I was thinking about that and wondering why it’s okay for fans of the Whitecaps or Canucks to shout and dance after a victory, but for Christians to behave like that in church is considered weird or even fanatical.
Here are a couple of definitions I found of the word fan: an enthusiastic devotee; and an ardent admirer.
We’d think it a bit unusual if the Lions won the Grey Cup for the second year running and were celebrated just with some sincere, controlled applause.
We’d think it pretty strange if Angelina Jolie came to town and people expressed passive, polite interest. No autograph-seekers around; no ogling young men.
So here’s a thought. Canucks players come and go and the team wins and loses. Jolie will have blockbusters and flops and will, like the rest of us, get old.
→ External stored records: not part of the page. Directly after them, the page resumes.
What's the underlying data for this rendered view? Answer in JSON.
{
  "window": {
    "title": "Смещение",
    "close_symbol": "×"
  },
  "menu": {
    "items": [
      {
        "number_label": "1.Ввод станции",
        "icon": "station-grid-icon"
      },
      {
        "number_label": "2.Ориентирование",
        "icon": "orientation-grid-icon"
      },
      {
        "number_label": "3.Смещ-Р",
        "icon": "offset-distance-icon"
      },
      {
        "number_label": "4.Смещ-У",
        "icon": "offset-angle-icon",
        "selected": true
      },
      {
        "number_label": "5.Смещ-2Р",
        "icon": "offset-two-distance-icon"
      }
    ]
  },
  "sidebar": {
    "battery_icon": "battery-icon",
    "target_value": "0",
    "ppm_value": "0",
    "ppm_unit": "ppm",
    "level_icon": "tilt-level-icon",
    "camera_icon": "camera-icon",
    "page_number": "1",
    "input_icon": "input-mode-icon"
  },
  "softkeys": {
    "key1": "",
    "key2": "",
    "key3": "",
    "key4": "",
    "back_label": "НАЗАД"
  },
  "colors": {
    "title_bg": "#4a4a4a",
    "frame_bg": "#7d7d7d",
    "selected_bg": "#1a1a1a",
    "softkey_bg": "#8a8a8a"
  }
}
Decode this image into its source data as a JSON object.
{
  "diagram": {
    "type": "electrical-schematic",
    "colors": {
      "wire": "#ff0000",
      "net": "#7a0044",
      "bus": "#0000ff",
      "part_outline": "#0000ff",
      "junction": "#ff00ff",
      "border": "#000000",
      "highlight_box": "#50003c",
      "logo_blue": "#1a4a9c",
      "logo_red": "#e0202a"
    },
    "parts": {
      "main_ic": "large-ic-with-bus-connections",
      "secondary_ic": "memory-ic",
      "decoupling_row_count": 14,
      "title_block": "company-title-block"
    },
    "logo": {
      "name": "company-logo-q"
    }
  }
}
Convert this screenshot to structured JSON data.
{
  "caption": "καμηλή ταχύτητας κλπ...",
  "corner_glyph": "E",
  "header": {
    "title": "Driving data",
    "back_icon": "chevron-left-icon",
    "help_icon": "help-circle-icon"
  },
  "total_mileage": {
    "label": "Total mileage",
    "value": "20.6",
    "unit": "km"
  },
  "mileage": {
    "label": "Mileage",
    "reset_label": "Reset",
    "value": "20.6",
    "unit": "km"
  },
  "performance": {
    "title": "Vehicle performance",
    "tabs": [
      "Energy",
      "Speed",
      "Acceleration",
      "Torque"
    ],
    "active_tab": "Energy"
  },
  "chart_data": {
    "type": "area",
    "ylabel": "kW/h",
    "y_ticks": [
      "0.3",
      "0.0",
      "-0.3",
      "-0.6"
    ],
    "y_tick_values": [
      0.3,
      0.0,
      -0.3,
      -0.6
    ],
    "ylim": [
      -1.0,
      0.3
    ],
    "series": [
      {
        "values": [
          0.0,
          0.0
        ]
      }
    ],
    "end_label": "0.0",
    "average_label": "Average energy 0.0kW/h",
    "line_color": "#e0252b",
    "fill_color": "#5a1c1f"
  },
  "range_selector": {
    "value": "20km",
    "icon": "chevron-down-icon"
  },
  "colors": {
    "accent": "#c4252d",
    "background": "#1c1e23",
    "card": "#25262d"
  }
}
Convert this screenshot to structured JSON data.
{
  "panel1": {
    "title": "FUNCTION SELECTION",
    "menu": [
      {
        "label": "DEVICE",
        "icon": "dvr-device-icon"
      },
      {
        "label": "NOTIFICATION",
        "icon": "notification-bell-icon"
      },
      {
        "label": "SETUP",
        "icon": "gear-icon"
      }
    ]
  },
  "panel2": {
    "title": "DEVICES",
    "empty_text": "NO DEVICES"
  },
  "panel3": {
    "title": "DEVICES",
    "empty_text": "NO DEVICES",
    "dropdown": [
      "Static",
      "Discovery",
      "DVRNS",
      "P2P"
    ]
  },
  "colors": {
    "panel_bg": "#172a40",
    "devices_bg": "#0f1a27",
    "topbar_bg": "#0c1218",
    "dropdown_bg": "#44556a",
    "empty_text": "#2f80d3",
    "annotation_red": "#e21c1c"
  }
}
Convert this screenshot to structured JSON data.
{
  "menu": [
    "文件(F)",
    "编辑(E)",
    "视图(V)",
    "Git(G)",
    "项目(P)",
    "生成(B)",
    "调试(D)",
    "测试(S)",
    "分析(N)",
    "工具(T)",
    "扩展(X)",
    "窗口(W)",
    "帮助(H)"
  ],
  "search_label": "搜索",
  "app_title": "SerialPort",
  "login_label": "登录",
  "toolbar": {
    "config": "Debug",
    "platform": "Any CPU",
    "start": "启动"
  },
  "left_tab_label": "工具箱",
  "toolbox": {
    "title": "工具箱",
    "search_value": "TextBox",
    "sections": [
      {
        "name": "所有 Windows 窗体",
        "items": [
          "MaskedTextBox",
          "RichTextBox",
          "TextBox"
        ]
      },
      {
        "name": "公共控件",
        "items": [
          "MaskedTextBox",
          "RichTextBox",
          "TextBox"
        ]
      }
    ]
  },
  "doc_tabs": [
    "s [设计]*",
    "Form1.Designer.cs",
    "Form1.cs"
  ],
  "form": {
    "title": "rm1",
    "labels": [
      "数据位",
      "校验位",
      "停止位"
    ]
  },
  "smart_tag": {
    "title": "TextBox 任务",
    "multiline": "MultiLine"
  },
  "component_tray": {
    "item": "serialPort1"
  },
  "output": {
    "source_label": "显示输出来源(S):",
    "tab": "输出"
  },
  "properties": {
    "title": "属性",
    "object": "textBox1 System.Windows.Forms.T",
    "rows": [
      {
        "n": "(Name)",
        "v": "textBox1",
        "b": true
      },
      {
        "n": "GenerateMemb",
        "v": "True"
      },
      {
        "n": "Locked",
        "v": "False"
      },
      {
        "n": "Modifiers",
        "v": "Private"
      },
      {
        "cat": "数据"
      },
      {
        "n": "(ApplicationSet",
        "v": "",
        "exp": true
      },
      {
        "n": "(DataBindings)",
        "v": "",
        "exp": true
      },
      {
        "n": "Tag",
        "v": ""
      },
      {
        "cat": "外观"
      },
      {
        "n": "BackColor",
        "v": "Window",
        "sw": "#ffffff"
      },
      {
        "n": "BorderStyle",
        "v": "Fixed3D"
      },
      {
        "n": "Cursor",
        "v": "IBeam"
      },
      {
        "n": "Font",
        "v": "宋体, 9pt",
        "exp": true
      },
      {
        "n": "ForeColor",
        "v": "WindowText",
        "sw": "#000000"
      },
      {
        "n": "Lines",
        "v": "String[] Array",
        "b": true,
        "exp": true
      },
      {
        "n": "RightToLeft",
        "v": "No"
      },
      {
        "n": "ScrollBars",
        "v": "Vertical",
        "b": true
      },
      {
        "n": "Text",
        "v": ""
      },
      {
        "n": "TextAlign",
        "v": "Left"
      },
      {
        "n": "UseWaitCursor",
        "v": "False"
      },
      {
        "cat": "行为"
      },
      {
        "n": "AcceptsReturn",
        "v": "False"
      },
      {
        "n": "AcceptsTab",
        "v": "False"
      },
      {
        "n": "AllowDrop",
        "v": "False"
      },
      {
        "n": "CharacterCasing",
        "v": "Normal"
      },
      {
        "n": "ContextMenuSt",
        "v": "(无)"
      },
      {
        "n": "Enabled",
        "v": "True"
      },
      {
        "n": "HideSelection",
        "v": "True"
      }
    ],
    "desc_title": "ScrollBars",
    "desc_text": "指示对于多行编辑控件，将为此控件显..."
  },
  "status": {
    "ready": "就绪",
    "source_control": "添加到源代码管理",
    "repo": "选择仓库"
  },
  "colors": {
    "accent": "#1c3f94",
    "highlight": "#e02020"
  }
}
And Christians say they are followers of Jesus Christ.
They say He saved them from hell and gave them purpose and meaning in life.
Now for a definition of hell: the nether realm of the devil and the demons in which the damned suffer everlasting punishment.
Christians say that this Jesus has changed their lives and given them hope and peace.
Now, if all this were true, wouldn’t you think it pretty strange if their “fan behaviour” was passive, polite interest?
Or, at the most, reverent and restrained song and an occasional tapping foot?
If it is true that this One named Jesus is the only way to be saved (more definitions, this time for saved: to be delivered from sin; to be rescued or delivered from danger or harm; to be preserved or guarded from destruction) then wouldn’t it be a bit unusual if His fans didn’t enthusiastically tell others?
Wouldn’t you think that when all the fans of His gathered together it might be a bit enthusiastic?
I don’t know, but I’ve been thinking about these things and realized that if I had the option of being boring or passionate in this sense, I’d rather choose passionate every time.
Brian Robertson is a pastor with the Christian Fellowship Centre and a regular columnist.